- Sanctuarium boasts a surprisingly diverse ecosystem for a selenopolis, comrpised both of native animals adapted to their homeworld's new state and various pests brought by Radeons and humans from their worlds. Particularily common are simple Terran rats, some of which had grown under Sanctuarium's radiation and in its low gravity to gigantic sizes. Some Sanctuarian Radeons, such as Iovera find rats terrifying, but many find them cute and take them as pets. Normal-sized rats are almost as common as pets on Sanctuarium as Iolestin, while giant rats are said to prowl the abandoned sectors of the rapid transit system.
- Sanctuarium's social and geographic structure, where the upper classes live deep underground where gravity is lower, means that it is very easy to determine a Sanctuarian's upbringing and ancestry. The elites, especially those who have retained their high status for generations, are taller and much more slender than the (comparatively) short and stout common folk. It can be seen in members of ancient Radeon families, such as Mieo Venoriel. However, their descendants who end up growing in more normal conditions, such as Thessina Venoriel, often suffer from skeletal problems, and are usually very short.
- Sanctuarium's seal, whose design can be traced back to the Orion Revolution, is actually a stylised depiction of four merchant scales circling the Eye of Spode, symbolising the joint just rule of the Four Magisters tempered by religion. Other symbols were popular throughout history, including various depictions of the Scrolls of Faith and humans and Radeons shaking hands.
- The most common dress in Sanctuarium, dispensed by the government, consists of simple brown-painted denim suits with short skirt-like sheets of fabric at the hips.

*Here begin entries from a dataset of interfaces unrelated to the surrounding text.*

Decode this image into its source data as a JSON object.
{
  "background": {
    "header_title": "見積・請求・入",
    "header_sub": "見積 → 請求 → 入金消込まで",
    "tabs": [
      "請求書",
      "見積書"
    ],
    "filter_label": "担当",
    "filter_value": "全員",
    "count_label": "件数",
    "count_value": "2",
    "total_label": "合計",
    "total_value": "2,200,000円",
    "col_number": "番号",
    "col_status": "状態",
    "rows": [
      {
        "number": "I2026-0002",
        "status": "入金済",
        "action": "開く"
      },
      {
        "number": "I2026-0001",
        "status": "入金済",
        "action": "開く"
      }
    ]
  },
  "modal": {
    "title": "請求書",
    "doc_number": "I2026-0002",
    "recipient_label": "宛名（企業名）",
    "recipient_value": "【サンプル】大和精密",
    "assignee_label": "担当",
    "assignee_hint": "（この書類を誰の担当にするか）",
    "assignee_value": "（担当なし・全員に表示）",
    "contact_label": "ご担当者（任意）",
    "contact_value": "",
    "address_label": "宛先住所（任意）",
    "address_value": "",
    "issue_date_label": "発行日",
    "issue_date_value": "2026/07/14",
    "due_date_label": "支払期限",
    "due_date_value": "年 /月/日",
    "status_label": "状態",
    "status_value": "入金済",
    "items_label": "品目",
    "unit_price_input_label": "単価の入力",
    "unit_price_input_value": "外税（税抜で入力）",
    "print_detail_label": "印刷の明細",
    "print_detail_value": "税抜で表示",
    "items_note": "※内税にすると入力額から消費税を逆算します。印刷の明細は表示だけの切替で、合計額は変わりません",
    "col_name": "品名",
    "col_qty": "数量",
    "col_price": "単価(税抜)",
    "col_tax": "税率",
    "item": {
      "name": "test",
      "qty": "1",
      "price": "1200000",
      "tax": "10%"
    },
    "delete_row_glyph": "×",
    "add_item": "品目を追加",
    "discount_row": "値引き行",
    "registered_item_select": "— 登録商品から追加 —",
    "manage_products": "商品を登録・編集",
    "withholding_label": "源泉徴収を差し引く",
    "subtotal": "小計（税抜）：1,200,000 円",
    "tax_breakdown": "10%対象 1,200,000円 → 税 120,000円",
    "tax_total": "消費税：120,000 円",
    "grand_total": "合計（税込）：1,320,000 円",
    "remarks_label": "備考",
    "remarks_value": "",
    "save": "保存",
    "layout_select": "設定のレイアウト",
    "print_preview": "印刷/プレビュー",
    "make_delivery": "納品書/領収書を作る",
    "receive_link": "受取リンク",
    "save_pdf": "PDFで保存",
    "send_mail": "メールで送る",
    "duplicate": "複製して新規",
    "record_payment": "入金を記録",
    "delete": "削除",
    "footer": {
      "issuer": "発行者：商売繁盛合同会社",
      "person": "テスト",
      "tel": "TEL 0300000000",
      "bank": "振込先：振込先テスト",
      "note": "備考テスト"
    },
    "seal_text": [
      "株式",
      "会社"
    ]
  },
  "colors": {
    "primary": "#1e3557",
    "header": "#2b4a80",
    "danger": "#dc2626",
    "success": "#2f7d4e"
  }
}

Plates of harder plastic may be added on the suit to indicate status or for the sake of safety if need be.
- It was on Sanctuarium that the Divinarium's famous robot industry began. Even to this day, most of the planet's police forces are synthetic: those who are actual flesh and blood are mostly specialised agents who are used to quietly quell dissent if need be.
Out of universeEdit
- Sanctuarium was based largely on theImperios's perception of early United States of America. Other inspirations include Stagnation-era Soviet Union, the Islamic Republic of Iran, and China. Amongst its fictional inspirations, the most important one is Skavenblight, the underground city from Warhammer Fantasy Battles.
- Sanctuarium has also largely absorbed the 2012-2015 characterisations of Radeons as a very collectivist people under a totalitarian government with a utilitarian religious ideology. In this light, it is also inspired somewhat by Yevgeny Zamyatin's technocratic dystopia, We.
- Sanctuarium was originally invented in 2010, mostly out of theImperios's hatred for James Cameron's Avatar. Because of this, Sanctuarium's location (a satellite of a large gas giant orbiting Alpha Centauri) mirrors Pandora, and its natives, the Nebi-Mu, are loosely based on the Na'vi - except that Sanctuarium is an industrial wasteland.
- Sanctuarium is the first planet page for the Fiction Universe that theImperios has ever truly completed in his 8 years spent on the wiki.
- Sanctuarium was the featured fiction of July 2016.